Standards research may not be glamourous but its economic impacts
are immense. A recent European Commission study found that our geotextile
manufacturers were missing international market opportunities because
of the lack of accepted standards. A research team of experts analysed
tests for nine different properties and put forward a set of 13
suggested standards to the European Committee for Standardisation.
Geotextiles have four main functions: reinforcement, separation, filtration and drainage. Civil engineers have been using them since the 1960s to build roads, canals, railways, tunnels and dams. The ideas behind them are not new, however. In biblical times, reeds reinforced clay to prevent erosion along the banks of the Tigris and the Euphrates. Today, geotextiles find their way into environmental projects, controlling coastal erosion, keeping waste safely within landfills and improving land use - steeper slopes require less land for embankments.
Technology has moved on and today's geotextiles are manmade polymers that have been woven or extruded. Polypropylene, polyester and polyethylene are the most frequently used materials. Non-woven varieties are the most common and here, a web of fine fibres is laid out and then bonded by heat. The production process is relatively flexible and manufacturers specially design geotextiles with properties that will suit their use, whether that is to separate soil, lay a pond or build up banks.
Demand for research
About a 1,000 square kilometres of these geotextiles are manufactured globally each year and producers are always keen to expand into more international markets. A study conducted for the European Commission found that the principal obstacle to trade was a lack of common standards for production and testing of geotextiles.
Aiming to create a single market for all types of building materials, the Commission introduced the Construction Product Directive, including geotextiles. To support the Directive, the European Committee on Standardisation (CEN) set up a Technical Committee to set standards for geotextiles. Selecting a single test method from the existing national standards, or designing a new one, is not easy. One country may use an obscure test that no one is familiar with, while other tests may give random and variable results for no apparent reason. Some countries may not actually have a standard method. For several methods, the committee soon reached a stalemate which could only be broken by actually testing each of the methods for their relative merits and shortcomings.
With the financial support of the Measurements and Testing programme, a project to develop a comprehensive
set of test methods began in 1994.
A total of 31 different organisations from 13 European countries rigorously evaluated nine tests that had been identified as needing further development. These tests covered a lot of ground, from filtration opening size and hydraulic permeability through to friction testing and creep. Artificial weathering by exposure to UV light and resistance to biological and chemical action were also on the testing agenda. For some of the tests, a number of different methods existed and these all had to be scrutinised.
"A two and a half year work programme was approved, starting with detailed research tasks and culminating in international trials," explains John Greenwood, the project coordinator from ERA Technology, an independent contract research and consultancy organisation in the UK. "We had participation from many university, industrial, government and independent groups. Many manufacturers donated materials."

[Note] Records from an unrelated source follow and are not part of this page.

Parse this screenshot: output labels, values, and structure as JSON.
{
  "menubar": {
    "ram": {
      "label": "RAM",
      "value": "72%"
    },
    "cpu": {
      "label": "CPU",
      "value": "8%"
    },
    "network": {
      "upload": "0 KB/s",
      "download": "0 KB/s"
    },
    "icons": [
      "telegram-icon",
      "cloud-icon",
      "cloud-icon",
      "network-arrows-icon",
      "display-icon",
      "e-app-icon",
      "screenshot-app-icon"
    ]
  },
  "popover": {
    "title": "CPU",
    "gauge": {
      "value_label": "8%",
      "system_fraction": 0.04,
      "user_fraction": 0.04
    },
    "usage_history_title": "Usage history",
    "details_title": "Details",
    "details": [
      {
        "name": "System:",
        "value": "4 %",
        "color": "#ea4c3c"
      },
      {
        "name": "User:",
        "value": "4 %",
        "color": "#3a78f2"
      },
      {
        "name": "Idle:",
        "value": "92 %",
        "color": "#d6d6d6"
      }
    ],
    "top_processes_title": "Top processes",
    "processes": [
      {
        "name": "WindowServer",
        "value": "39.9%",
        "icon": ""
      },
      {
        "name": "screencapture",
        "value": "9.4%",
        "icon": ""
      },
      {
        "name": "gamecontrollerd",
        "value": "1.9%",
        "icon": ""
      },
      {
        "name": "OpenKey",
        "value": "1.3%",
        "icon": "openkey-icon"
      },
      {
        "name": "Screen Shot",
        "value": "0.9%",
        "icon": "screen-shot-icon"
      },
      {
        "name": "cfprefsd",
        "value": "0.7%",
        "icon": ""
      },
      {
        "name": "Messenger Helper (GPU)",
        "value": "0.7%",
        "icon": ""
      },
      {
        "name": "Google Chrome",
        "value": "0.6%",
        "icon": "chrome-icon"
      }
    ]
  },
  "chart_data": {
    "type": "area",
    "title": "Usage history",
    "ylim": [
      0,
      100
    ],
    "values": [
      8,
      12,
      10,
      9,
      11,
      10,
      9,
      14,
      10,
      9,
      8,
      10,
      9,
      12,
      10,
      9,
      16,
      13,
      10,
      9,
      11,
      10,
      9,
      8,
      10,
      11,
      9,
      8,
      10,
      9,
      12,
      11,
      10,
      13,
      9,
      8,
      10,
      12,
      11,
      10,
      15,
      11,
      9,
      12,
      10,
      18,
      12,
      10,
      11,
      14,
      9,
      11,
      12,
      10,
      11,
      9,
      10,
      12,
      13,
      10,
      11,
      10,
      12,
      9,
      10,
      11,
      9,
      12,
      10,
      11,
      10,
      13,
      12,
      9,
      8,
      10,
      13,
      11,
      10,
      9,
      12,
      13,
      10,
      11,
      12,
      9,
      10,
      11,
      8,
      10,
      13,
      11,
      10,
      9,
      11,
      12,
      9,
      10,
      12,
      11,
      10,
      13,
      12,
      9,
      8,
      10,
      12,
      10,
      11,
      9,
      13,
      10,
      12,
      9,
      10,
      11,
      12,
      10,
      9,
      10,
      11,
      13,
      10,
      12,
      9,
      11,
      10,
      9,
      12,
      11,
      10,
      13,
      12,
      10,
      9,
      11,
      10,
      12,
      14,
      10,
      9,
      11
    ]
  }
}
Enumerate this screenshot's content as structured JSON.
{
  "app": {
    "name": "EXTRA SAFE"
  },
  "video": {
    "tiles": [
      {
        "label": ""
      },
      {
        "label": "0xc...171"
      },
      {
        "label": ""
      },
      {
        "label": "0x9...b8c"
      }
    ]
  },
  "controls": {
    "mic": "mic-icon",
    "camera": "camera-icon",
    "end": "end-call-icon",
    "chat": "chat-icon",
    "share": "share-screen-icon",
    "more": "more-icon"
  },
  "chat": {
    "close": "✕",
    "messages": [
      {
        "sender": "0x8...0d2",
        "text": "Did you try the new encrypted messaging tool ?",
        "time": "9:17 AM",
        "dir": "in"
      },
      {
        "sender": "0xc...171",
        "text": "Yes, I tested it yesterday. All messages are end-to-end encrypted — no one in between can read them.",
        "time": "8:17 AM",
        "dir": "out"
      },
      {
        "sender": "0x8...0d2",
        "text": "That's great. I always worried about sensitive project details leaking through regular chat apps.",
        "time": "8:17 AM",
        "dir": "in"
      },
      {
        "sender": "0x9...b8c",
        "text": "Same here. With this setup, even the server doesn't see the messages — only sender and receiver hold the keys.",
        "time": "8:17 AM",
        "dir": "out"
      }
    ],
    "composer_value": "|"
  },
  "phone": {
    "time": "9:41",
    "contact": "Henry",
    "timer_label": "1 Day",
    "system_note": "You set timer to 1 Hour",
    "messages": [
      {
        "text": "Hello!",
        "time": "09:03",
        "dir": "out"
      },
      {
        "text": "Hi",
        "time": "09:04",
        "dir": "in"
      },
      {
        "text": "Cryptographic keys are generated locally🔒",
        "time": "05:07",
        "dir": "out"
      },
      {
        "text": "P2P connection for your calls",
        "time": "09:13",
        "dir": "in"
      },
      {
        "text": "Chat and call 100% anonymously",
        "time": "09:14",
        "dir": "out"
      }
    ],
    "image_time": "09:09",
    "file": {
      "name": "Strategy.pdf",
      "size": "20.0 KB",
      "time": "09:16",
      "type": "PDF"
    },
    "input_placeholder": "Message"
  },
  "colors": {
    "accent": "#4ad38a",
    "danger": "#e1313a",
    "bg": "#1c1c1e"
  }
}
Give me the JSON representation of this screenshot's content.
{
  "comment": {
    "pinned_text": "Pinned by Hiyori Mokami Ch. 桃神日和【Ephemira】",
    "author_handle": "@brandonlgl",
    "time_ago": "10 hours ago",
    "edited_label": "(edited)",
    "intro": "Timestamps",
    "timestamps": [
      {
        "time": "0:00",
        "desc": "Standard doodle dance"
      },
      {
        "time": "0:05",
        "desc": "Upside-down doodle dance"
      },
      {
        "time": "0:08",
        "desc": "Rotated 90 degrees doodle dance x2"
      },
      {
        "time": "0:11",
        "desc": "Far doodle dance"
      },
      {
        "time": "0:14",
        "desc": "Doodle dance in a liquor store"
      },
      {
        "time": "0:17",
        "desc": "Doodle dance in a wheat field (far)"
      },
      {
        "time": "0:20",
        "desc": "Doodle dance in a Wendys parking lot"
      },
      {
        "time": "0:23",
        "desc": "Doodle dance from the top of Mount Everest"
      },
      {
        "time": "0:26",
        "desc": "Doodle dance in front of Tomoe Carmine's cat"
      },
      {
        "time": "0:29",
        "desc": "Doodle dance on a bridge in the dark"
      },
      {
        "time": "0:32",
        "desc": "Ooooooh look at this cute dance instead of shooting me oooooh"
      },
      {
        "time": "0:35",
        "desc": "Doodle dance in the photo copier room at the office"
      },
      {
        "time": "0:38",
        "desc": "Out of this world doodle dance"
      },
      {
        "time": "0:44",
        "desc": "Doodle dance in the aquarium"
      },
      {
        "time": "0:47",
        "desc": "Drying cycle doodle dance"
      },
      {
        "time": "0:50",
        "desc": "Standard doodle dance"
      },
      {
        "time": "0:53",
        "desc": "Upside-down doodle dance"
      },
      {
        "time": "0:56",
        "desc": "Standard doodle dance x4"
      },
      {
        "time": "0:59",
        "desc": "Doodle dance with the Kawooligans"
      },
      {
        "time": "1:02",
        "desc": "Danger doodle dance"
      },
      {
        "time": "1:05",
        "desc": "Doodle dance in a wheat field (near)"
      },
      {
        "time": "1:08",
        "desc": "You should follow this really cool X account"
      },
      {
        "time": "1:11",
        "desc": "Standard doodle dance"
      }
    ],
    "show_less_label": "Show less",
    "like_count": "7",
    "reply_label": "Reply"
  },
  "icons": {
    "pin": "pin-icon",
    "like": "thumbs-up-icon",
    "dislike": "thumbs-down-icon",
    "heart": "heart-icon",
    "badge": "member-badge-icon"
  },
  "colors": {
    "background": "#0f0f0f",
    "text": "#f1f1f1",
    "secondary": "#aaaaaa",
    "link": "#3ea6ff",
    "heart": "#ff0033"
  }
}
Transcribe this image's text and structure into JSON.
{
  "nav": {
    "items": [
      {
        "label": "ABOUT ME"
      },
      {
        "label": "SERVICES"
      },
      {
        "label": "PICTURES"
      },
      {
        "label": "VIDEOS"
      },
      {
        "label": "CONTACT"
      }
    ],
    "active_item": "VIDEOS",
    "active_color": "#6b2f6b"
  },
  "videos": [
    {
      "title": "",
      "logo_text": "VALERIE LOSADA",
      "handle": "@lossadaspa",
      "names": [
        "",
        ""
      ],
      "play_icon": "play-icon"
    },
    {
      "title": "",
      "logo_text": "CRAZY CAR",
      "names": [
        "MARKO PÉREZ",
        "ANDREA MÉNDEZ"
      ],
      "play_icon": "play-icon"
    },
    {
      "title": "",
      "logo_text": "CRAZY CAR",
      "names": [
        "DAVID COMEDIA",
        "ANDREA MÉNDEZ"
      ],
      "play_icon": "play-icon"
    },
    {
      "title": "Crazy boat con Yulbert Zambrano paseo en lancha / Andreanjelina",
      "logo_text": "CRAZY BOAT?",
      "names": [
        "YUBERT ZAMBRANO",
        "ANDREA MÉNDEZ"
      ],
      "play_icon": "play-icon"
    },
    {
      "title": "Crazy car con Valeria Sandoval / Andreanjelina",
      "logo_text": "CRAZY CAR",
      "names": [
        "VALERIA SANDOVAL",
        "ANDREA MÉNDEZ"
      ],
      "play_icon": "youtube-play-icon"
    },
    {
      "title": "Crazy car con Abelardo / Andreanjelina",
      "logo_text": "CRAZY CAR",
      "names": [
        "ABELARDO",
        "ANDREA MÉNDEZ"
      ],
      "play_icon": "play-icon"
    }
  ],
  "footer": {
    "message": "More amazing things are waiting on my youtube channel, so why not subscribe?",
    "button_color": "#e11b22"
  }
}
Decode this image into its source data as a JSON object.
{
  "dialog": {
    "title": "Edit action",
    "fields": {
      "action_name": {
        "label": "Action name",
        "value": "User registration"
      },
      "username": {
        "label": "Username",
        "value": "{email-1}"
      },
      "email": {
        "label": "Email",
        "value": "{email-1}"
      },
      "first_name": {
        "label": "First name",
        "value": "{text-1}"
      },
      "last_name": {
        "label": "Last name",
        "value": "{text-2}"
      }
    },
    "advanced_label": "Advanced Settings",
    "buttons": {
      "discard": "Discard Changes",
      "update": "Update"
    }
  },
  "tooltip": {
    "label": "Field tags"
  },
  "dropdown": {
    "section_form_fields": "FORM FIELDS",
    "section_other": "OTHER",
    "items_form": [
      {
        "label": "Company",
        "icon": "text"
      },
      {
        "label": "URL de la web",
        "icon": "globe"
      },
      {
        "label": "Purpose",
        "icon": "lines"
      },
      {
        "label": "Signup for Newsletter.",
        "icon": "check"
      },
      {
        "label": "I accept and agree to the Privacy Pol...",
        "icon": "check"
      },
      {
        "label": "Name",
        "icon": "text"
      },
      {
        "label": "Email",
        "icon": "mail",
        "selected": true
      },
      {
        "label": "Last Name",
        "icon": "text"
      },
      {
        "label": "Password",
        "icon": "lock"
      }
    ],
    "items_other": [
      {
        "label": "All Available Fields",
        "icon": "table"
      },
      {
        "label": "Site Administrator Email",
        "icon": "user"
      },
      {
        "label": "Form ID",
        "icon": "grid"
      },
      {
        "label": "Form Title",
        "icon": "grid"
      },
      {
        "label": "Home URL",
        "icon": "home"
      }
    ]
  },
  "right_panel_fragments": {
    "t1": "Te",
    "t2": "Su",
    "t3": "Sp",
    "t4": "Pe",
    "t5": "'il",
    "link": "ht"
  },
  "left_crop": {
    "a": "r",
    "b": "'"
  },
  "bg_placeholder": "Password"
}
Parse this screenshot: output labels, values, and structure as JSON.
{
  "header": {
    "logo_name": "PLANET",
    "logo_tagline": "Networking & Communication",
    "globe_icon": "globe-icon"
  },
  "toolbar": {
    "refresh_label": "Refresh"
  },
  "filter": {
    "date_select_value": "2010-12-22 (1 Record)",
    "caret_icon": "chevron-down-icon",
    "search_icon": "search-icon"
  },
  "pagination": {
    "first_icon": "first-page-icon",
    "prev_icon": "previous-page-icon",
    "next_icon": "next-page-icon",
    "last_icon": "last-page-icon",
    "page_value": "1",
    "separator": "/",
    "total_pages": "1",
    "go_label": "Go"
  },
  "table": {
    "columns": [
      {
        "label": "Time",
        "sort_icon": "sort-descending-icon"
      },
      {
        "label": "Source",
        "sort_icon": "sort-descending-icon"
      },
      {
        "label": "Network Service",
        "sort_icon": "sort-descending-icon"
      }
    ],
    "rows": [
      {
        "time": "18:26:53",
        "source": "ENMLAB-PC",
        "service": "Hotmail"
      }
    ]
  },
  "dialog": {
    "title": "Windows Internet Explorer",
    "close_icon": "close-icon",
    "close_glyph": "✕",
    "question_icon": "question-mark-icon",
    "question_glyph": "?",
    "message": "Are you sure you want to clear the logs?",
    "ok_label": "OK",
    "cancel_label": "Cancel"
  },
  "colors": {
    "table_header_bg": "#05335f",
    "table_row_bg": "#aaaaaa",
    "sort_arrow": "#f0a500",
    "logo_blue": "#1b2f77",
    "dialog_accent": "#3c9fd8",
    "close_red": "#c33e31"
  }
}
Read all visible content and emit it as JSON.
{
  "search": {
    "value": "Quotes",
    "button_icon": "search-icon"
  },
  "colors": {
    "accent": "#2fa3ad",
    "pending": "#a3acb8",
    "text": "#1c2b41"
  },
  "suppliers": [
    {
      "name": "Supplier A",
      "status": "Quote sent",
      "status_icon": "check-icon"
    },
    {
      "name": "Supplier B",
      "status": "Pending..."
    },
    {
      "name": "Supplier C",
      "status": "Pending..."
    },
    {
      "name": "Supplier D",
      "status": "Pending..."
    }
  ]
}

With so many experts on board, keen observation meant it was sometimes easy to spot the reason for result variation, thus saving hours of committee discussion about which results are correct. As the study progressed, the team modified test methods until they were satisfied that the method could be used in a standard. "The Committee has now proposed a set of European Standards on geosynthetics for approval by CEN, including 13 proposals that have had support from the SMT project.
Towards a unified market in Europe and globally
Among these are tests previously used in national standards tests with improved procedures and some completely new tests," continues Dr Greenwood. These standards form part of a range of formal requirements and associated test methods whose use will be mandatory throughout the European Union. A producer will only have to perform one set of these tests to put his or her product on the market, thus lowering trade barriers within the EU. This more straightforward testing regime reduces testing costs which are always passed on to the consumer eventually.
The knowledge generated in this project sparked interest from across the Atlantic and has led to an exchange of information agreement giving European researchers access to the results of parallel work in America. On the world stage, the methods are also being put forward as international standards. In the not too distant future, it should be possible for only one set of tests to be needed for European manufacturers to export their geotextiles and their expertise around the world.